January 20, 2008

Mashable Promises to Upgrade Linking Policies

For the original post launching this topic, click here.

Open discussion in the blogosphere is an important element, necessary to promote change where change is needed. Sometimes, the way this discussion can be initiated will hit people the wrong way, making some believe that if you come down on the unpopular side of the issue, that it's personal, when that's not intended. And there's no doubt that the way I addressed a few frustrations I had with Mashable's coverage and attribution had at least one person seeing red, labeling me "arrogant, insulting, immature and irresponsible" in an e-mail.

But aside from their viewpoint, the conversation started up by last night's post has many thinking about how the blogosphere can grow up and take on traditional media "best practices" for linkage, research and attribution. Coming from a media background myself, I certainly have ideas in my head as to what are the right ways to go about reporting, linking and attribution, and while there's no way I'm perfect, I do the best I can to follow them - as no doubt, most people do.

To make it clear, I don't dislike Mashable, period. I don't dislike their writers or their management at all. In fact, I greatly enjoyed talking with Pete Cashmore last night and seeing his comments, as well as those of Adam Ostrow, and am pleased to see the team is going to rally and review their editorial linking policies after this kerfuffle, as he posted in the comments, and via e-mail.

I don't take the viewpoint that some others took that it was high time to unsubscribe from their RSS feed or to boycott them. I have zero proof, as others claimed, that the site has broken embargoes, and I strongly believe each of the people involved are well-intended, but may sometimes be feeling the pressure to post quickly, and needed something like this to make best practices a company policy.

So while Kent Newsome called this "Louis Gray vs. Mashable" in his notes tonight, that's not what I was going for. I was going for "Louis Gray fights in favor of best practices" where Mashable gets a one-time black eye that quickly fades... or something.

So how did the overall blogosphere take the conversation, after it unexpectedly hit TechMeme, putting it in front of the eyes of thousands?

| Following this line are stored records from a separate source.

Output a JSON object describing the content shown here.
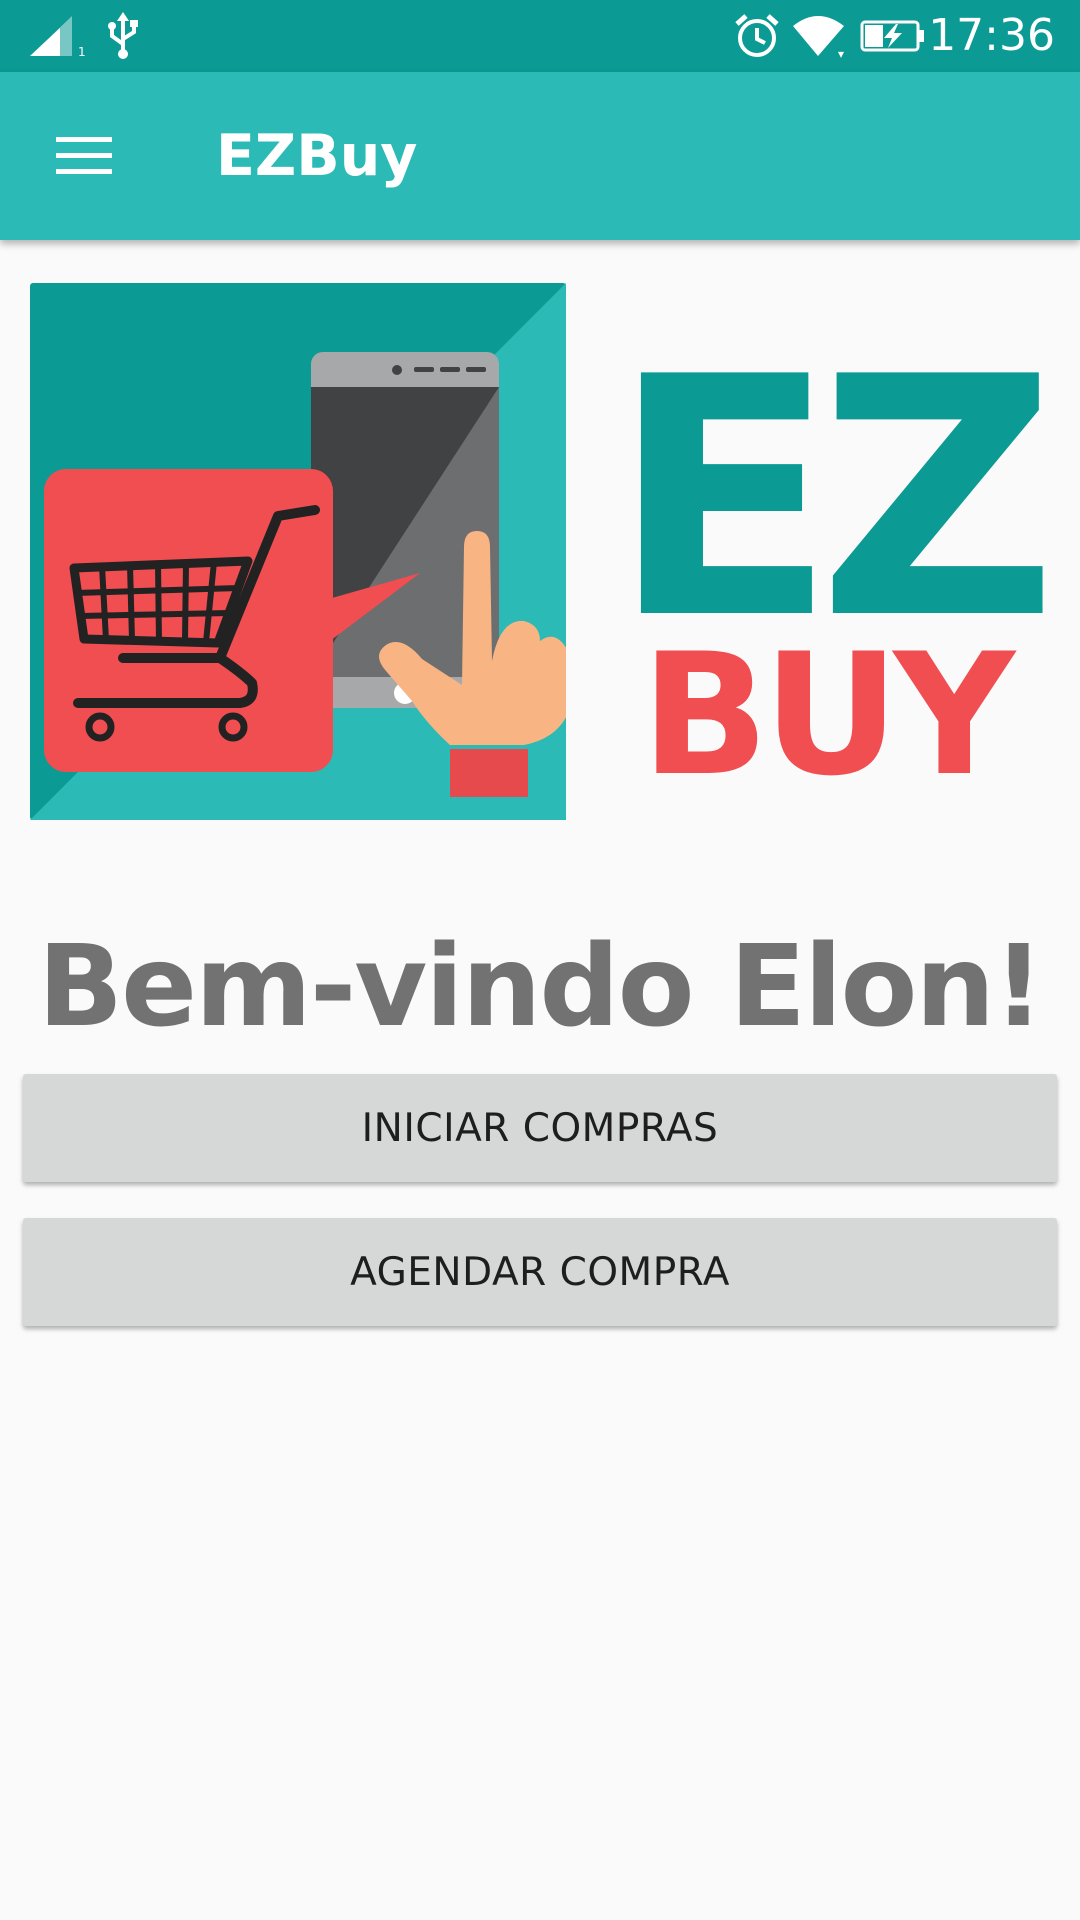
{
  "status_bar": {
    "time": "17:36",
    "icons": [
      "signal-icon",
      "usb-icon",
      "alarm-icon",
      "wifi-icon",
      "battery-charging-icon"
    ]
  },
  "app_bar": {
    "title": "EZBuy",
    "menu_icon": "hamburger-menu-icon"
  },
  "logo": {
    "wordmark_top": "EZ",
    "wordmark_bottom": "BUY",
    "illustration": "shopping-cart-phone-hand"
  },
  "main": {
    "welcome_text": "Bem-vindo Elon!",
    "buttons": [
      {
        "label": "INICIAR COMPRAS"
      },
      {
        "label": "AGENDAR COMPRA"
      }
    ]
  },
  "colors": {
    "status_bar": "#0c9a94",
    "app_bar": "#2bbab6",
    "brand_teal": "#0c9a94",
    "brand_red": "#f04e51",
    "background": "#fafafa",
    "button": "#d6d7d7",
    "welcome_text": "#727272"
  }
}
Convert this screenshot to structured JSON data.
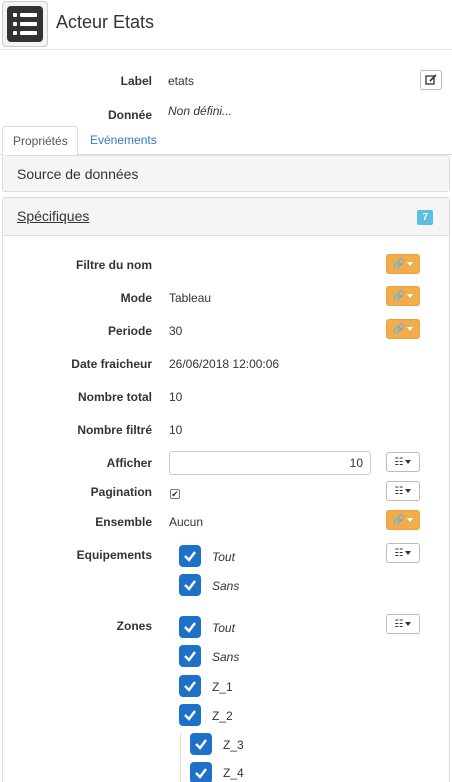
{
  "header": {
    "title": "Acteur Etats"
  },
  "top_fields": [
    {
      "label": "Label",
      "value": "etats"
    },
    {
      "label": "Donnée",
      "value": "Non défini..."
    }
  ],
  "tabs": [
    {
      "label": "Propriétés"
    },
    {
      "label": "Evénements"
    }
  ],
  "panels": {
    "source": {
      "title": "Source de données"
    },
    "specifiques": {
      "title": "Spécifiques",
      "badge": "7"
    }
  },
  "fields": [
    {
      "label": "Filtre du nom",
      "value": ""
    },
    {
      "label": "Mode",
      "value": "Tableau"
    },
    {
      "label": "Periode",
      "value": "30"
    },
    {
      "label": "Date fraicheur",
      "value": "26/06/2018 12:00:06"
    },
    {
      "label": "Nombre total",
      "value": "10"
    },
    {
      "label": "Nombre filtré",
      "value": "10"
    },
    {
      "label": "Afficher",
      "value": "10"
    },
    {
      "label": "Pagination",
      "value": "✔"
    },
    {
      "label": "Ensemble",
      "value": "Aucun"
    },
    {
      "label": "Equipements"
    },
    {
      "label": "Zones"
    }
  ],
  "equipements": [
    "Tout",
    "Sans"
  ],
  "zones": [
    "Tout",
    "Sans",
    "Z_1",
    "Z_2",
    "Z_3",
    "Z_4"
  ],
  "colors": {
    "accent": "#f0ad4e",
    "checkbox": "#1d72c7",
    "badge": "#5bc0de",
    "link": "#337ab7"
  }
}
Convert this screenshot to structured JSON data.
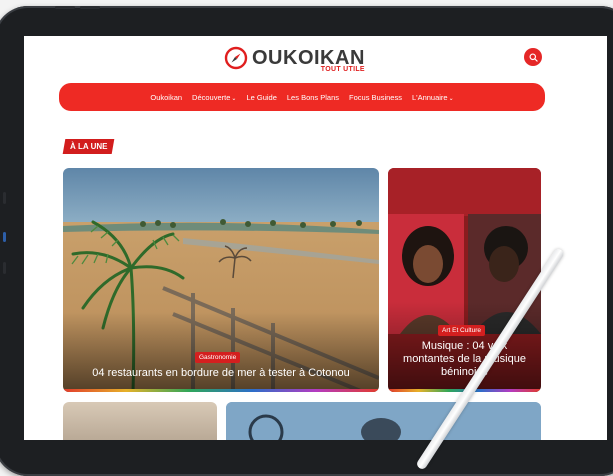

Let's take a look.

Peter Black said, "Although Mashable is a site I read religiously and link to frequently, I think Louis Gray's point is fair and well made" in a post simply titled: "Mashable" .

Todd McKinney said in "MS bashing may be fashionable", "It’s just sleazy to see the proliferation of internal links and content thievery among the commercial a-list in the blogosphere. These guys should be setting the standard here."

Mathew Ingram devoted an entire post to the coversation, in "I’m glad Louis Gray called out Mashable", saying, "... something has always kind of bothered me about the site, and I’m glad that Louis Gray finally wrote about it: Mashable often isn’t that great at giving credit to the blogs and writers who found an item first."

Ian Betteridge of Technovia called my post a "well-deserved kicking", saying "While everyone messes up an attribution every now and then, Mashable seems to have shown too much of a pattern to doing this for it to be anything other than editorial policy."

Prosthetic Device, a new blog to me, wrote, saying "If you create original content, you need to be mindful of your online presence," calling Mashable a "bigger online gorilla", in her post "Disintermediation and Web 2.0".

Joe Duck saw the discussion as "Another shot in the blog revolution", extending the conversation by linking the volume of stories to cold hard cash, saying, "I certainly agree that blogs are now doing what mainstream media has done for decades - sacrificing good quality reporting in the interest of monetization."

Backing up Mathew Ingram in Canada was Tris Hussey of Maple Leaf 2.0, who, in a post called "Cross-linking and attribution are critical to conversation and social media", said that "small blogs can be “discovered” when they are given the acknowledgement and props they deserve."

Frederic of the Last Podcast backed us up in a post called "No Attribution", and said that beyond money, the issue may be that there are just too many tech blogs out there covering the same thing, making researched reporting too dang hard. He writes, "There seems to be a lot more emphasis on breaking news today than delivering any sort of critical reflection about the news."

All told, the comments throughout the blogosphere, combined with many of those on last night's post, have me believing there is a serious amount of distrust of the biggest sites out there - and Mashable's not alone in drawing suspicion. Other commenters volunteered TechCrunch and Engadget as being skimpy with external links and attributing original sources for news. Regardless of who is to blame for questionable practices, I'm glad the blogosphere presents us with a platform to talk about it, and to actually make change. I am pleased with Mashable's near-instant response to the issue, and have faith that Pete and his team will work harder to be part of the continued evolution of the blogosphere as it grows up. Hopefully, I haven't burned so many bridges as to be left out of the process.

For additional commentary on the Mashable attribution issue, in other languages, try:

Blog En Serio: También los grandes pecan… y más de lo que pensamos (Spanish)
Porto Alegre: E Continua a Discussao (Portuguese)


  1. hi, louis, from Blog en Serio. Nobody has the right to steal, no matter how "big" it might be. Good week.

  2. Thanks for the link Louis. It's an important issue for people to think about. We all link to the big boys, but how often do they link back?